Right on cue, as the Falls Church City Council mulls committing $2 million toward affordable housing in its new budget, the final report of a City-commissioned study presented this Monday urged a more aggressive approach to tackle the issue.
The lack, and decline, of affordable housing is now being called a “crisis” in all Northern Virginia jurisdictions. It is acute in Falls Church, where a report last year indicated every one of the 754 housing units currently considered affordable are at risk of either demolition or renovation upgrades aimed at a steep hike in their rents.
While Falls Church officials were slow in the past to address the issue, they’re looking to catch up fast, and funding the study released Monday was a first step. It will be hard for the Council to reject the $2 million dedicated to the problem recommended by City Manager Wyatt Shields in its Fiscal Year 2008 budget due for final approval late this month.
Council members approved the “Northgate” project of the Hekemian Company for North Washington Street last week with an eye to affordable housing. Most members noted the positive impact of a new project with all moderately-priced rental units as an important contribution to housing diversity that will make the City a more vital place.
It was a step to reverse the recent years’ gradual trend toward a wealthy single family homeowner-dominated “gated city” that many here feared Falls Church was destined to become.
However, experts note that diversity, including housing and income diversity, is essential for an economically and fiscally viable community. In its desire for new retail and commercial activity on its commercially-zoned corridors and in its planned new city center, Falls Church has to step up to intervene on housing market trends to make the city more diverse and colorful.
Melissa Bondi, housing director for the Coalition for Smarter Growth, affirmed this in comments to Falls Church Economic Development Authority this Tuesday. She called the proposed $2 million for affordable housing in the new budget “a terrific start.”
“Affordable housing has to be seen as a valuable community benefit,” she said. “More diversity helps provide stability and sustainable economic viability over time.”
Drawing on her experience working with affordable housing initiatives in neighboring Arlington County in recent years, she outlined achievements that closely paralleled what the Jones Lang LaSalle study released Monday recommended.
When a local push to mandate a stiff affordable housing requirement from developers was rebuffed by a court ruling in 2004, she said, the county and developers agreed to a “détente,” and to set up a “roundtable process” by which both sides could arrive at mutually-beneficial new policies.
Just as the Jones study recommended, so Bondi reported that making inclusion of affordable housing an “attractive business option” for developers, through generous incentives, was the key to arriving at a workable and amicable way forward.
Important components to the deal hammered out, she said, involved the following:

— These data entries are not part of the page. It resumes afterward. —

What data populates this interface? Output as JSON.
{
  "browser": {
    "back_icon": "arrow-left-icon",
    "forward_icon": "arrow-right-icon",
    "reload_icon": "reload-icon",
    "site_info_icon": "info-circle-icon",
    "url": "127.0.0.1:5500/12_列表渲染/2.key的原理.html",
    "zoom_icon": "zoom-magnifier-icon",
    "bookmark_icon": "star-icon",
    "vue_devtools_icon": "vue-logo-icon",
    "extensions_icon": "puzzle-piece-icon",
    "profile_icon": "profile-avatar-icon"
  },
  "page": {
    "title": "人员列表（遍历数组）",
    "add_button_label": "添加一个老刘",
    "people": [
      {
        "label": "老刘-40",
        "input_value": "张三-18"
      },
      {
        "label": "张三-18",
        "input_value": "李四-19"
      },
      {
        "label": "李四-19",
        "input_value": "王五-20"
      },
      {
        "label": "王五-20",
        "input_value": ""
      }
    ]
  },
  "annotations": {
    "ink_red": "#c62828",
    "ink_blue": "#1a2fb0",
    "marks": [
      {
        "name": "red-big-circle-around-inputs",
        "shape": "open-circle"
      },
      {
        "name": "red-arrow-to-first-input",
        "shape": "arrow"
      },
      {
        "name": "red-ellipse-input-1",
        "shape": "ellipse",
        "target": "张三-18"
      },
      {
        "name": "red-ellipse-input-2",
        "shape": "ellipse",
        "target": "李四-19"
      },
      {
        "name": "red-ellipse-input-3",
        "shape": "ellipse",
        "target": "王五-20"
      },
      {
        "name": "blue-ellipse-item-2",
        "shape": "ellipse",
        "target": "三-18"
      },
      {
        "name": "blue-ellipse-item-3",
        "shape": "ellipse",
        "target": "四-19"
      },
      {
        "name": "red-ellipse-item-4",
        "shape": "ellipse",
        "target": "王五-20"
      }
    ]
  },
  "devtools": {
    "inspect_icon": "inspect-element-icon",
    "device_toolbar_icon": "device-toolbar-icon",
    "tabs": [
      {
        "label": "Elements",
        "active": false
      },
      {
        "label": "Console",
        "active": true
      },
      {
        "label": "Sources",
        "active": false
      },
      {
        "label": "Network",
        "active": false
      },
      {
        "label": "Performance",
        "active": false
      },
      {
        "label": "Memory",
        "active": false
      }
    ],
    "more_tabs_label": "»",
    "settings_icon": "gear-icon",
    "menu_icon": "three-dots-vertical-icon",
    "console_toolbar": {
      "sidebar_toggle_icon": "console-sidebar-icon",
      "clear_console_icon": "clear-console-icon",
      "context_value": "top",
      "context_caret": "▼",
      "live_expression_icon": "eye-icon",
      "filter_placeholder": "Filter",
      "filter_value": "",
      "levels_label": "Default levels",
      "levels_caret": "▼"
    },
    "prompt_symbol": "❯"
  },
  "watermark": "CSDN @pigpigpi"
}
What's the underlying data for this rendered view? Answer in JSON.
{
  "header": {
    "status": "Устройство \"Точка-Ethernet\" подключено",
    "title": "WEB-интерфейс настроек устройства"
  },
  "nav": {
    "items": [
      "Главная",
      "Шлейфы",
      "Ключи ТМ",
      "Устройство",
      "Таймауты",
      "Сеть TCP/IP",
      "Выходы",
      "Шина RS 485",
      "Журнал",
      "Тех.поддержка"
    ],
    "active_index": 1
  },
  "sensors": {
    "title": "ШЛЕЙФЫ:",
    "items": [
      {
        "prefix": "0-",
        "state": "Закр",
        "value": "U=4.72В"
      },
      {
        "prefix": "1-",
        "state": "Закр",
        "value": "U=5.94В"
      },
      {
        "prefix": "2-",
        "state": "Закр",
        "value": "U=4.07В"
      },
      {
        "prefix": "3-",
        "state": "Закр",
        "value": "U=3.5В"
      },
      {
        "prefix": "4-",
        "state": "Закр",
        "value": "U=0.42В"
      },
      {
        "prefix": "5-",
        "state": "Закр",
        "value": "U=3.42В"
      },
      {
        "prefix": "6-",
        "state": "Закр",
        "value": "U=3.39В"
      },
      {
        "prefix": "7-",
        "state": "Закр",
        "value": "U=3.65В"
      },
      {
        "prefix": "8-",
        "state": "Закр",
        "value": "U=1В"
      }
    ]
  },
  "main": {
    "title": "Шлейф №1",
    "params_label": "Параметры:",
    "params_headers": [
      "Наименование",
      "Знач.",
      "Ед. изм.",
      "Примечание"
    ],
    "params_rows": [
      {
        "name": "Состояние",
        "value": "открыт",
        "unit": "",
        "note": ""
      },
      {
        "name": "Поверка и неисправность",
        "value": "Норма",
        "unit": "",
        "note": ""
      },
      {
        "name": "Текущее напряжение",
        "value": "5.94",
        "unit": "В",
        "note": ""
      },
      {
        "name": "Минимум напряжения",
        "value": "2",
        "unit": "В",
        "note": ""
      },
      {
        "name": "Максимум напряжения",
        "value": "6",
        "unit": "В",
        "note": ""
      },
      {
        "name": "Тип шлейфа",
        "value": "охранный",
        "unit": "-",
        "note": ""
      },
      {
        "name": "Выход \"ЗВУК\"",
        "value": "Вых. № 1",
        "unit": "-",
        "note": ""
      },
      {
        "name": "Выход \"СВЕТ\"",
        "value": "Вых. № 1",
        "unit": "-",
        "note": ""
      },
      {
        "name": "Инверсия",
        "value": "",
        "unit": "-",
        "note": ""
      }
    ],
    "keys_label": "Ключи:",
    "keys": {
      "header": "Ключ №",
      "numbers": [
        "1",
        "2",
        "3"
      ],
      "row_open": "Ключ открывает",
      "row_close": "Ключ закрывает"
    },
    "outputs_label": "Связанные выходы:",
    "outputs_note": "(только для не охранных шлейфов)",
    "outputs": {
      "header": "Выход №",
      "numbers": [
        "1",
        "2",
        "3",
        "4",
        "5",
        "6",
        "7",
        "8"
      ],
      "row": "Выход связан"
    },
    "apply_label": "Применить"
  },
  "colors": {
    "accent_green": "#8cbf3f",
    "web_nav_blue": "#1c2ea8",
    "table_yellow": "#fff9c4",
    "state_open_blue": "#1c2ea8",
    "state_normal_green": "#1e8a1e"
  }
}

1. Making the process predictable in advance to everyone.
2. Making the requirements quantifiable such that developers could budget the affordable housing component in advance.
3. Providing flexibility by giving the developer an array of options for meeting affordable housing goals, such as cash contributions, off-site affordable housing projects, and so forth.
4. Making the inclusion of the affordable housing component “market neutral” by matching the developer cost for participation with incentives that equal or exceed that cost.
She said these policies, which were crafted into a new ordinance, involve a so-called “chocolate cake” approach. She explained it as analogous to when there is only one piece of chocolate cake left to be divided among two people, it is a good policy that one person gets to cut the cake and the other one gets to pick the part he wants. That helps to guarantee fairness.
The public-private partnership approach implied by this can open up creative new alternatives as applied not only to new projects, but to renovation of existing multi-family dwelling units.
The Jones study, which concluded the existing Falls Church affordable housing ordinance is “not an effective tool,” given that it has never been utilized since its creation, urges a revisions that include making affordable dwelling components mandatory, triggered by any special exception requests.
“The developers have been clamoring for this because they want the process to be predictable,” said Carol Jackson, executive director of the Falls Church Housing Corporation, in remarks to the News-Press yesterday. “They hate going into a process that is left to negotiations. They cannot forecast the outcome that way.”
Jackson said she was pleased with the study, noting that while it said a lot of what her organization has been saying all along, having the City Council enjoy the benefit of an independent study will help them move forward.